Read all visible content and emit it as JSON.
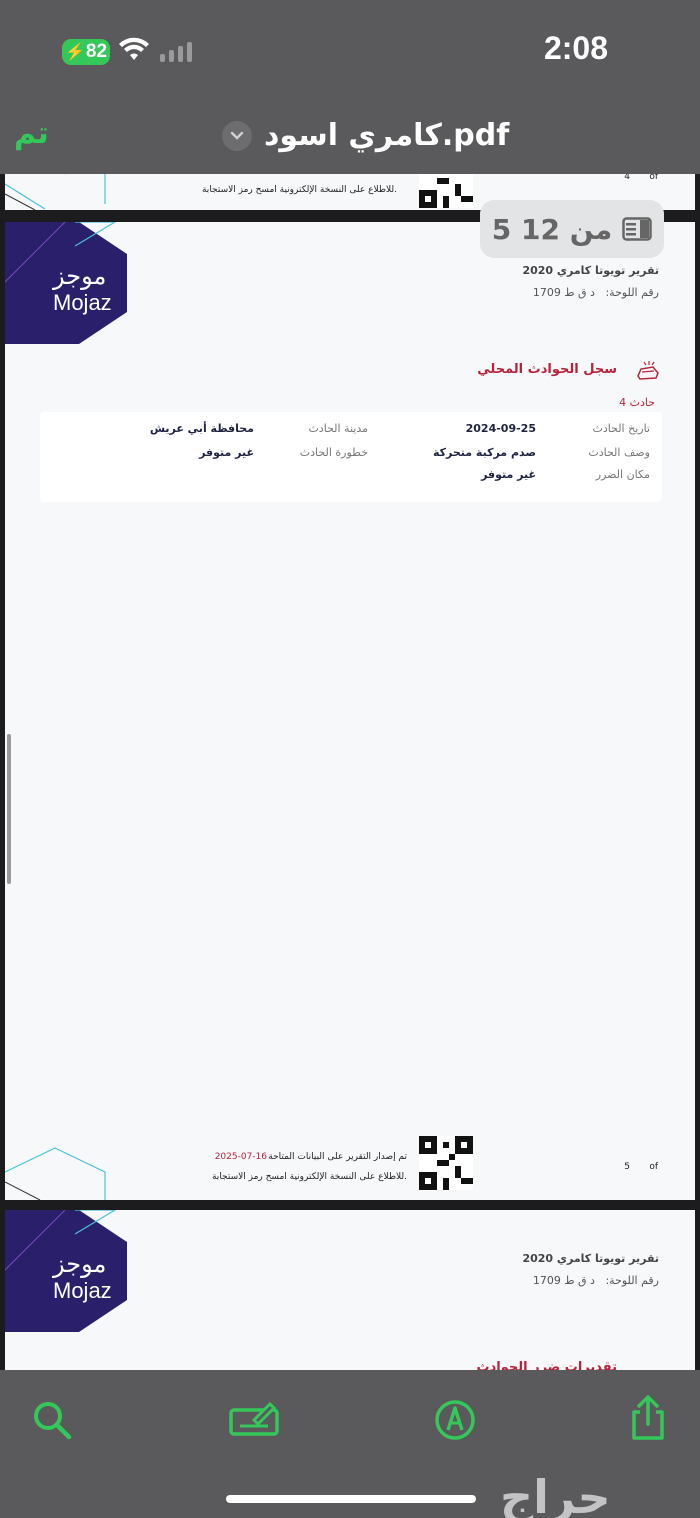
{
  "status_bar": {
    "battery": "82",
    "time": "2:08"
  },
  "nav": {
    "done_label": "تم",
    "title": "كامري اسود.pdf"
  },
  "page_indicator": "5 من 12",
  "prev_page_footer": {
    "scan_text": "للاطلاع على النسخة الإلكترونية امسح رمز الاستجابة.",
    "page_of": "of",
    "page_number": "4"
  },
  "page5": {
    "logo_ar": "موجز",
    "logo_en": "Mojaz",
    "report_title": "تقرير تويوتا كامري 2020",
    "plate_label": "رقم اللوحة:",
    "plate_value": "د ق ط 1709",
    "section_title": "سجل الحوادث المحلي",
    "accident_label": "حادث 4",
    "fields": {
      "date_label": "تاريخ الحادث",
      "date_value": "2024-09-25",
      "city_label": "مدينة الحادث",
      "city_value": "محافظة أبي عريش",
      "desc_label": "وصف الحادث",
      "desc_value": "صدم مركبة متحركة",
      "severity_label": "خطورة الحادث",
      "severity_value": "غير متوفر",
      "damage_label": "مكان الضرر",
      "damage_value": "غير متوفر"
    },
    "footer": {
      "issued_text": "تم إصدار التقرير على البيانات المتاحة",
      "issued_date": "2025-07-16",
      "scan_text": "للاطلاع على النسخة الإلكترونية امسح رمز الاستجابة.",
      "page_of": "of",
      "page_number": "5"
    }
  },
  "page6": {
    "logo_ar": "موجز",
    "logo_en": "Mojaz",
    "report_title": "تقرير تويوتا كامري 2020",
    "plate_label": "رقم اللوحة:",
    "plate_value": "د ق ط 1709",
    "section_title_partial": "تقديرات ضرر الحوادث"
  },
  "toolbar": {
    "icons": [
      "search-icon",
      "scan-signature-icon",
      "markup-pen-icon",
      "share-icon"
    ]
  },
  "watermark": "حراج",
  "colors": {
    "accent_green": "#34c759",
    "brand_purple": "#2a1f6b",
    "section_red": "#b5243c",
    "bar_gray": "#5a5a5c"
  }
}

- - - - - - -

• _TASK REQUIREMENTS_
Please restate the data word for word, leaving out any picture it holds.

• _TASK SOLUTION_
Read all visible content and emit it as JSON.
{
  "status_bar": {
    "battery": "82",
    "time": "2:08"
  },
  "nav": {
    "done_label": "تم",
    "title": "كامري اسود.pdf"
  },
  "page_indicator": "5 من 12",
  "prev_page_footer": {
    "scan_text": "للاطلاع على النسخة الإلكترونية امسح رمز الاستجابة.",
    "page_of": "of",
    "page_number": "4"
  },
  "page5": {
    "logo_ar": "موجز",
    "logo_en": "Mojaz",
    "report_title": "تقرير تويوتا كامري 2020",
    "plate_label": "رقم اللوحة:",
    "plate_value": "د ق ط 1709",
    "section_title": "سجل الحوادث المحلي",
    "accident_label": "حادث 4",
    "fields": {
      "date_label": "تاريخ الحادث",
      "date_value": "2024-09-25",
      "city_label": "مدينة الحادث",
      "city_value": "محافظة أبي عريش",
      "desc_label": "وصف الحادث",
      "desc_value": "صدم مركبة متحركة",
      "severity_label": "خطورة الحادث",
      "severity_value": "غير متوفر",
      "damage_label": "مكان الضرر",
      "damage_value": "غير متوفر"
    },
    "footer": {
      "issued_text": "تم إصدار التقرير على البيانات المتاحة",
      "issued_date": "2025-07-16",
      "scan_text": "للاطلاع على النسخة الإلكترونية امسح رمز الاستجابة.",
      "page_of": "of",
      "page_number": "5"
    }
  },
  "page6": {
    "logo_ar": "موجز",
    "logo_en": "Mojaz",
    "report_title": "تقرير تويوتا كامري 2020",
    "plate_label": "رقم اللوحة:",
    "plate_value": "د ق ط 1709",
    "section_title_partial": "تقديرات ضرر الحوادث"
  },
  "toolbar": {
    "icons": [
      "search-icon",
      "scan-signature-icon",
      "markup-pen-icon",
      "share-icon"
    ]
  },
  "watermark": "حراج",
  "colors": {
    "accent_green": "#34c759",
    "brand_purple": "#2a1f6b",
    "section_red": "#b5243c",
    "bar_gray": "#5a5a5c"
  }
}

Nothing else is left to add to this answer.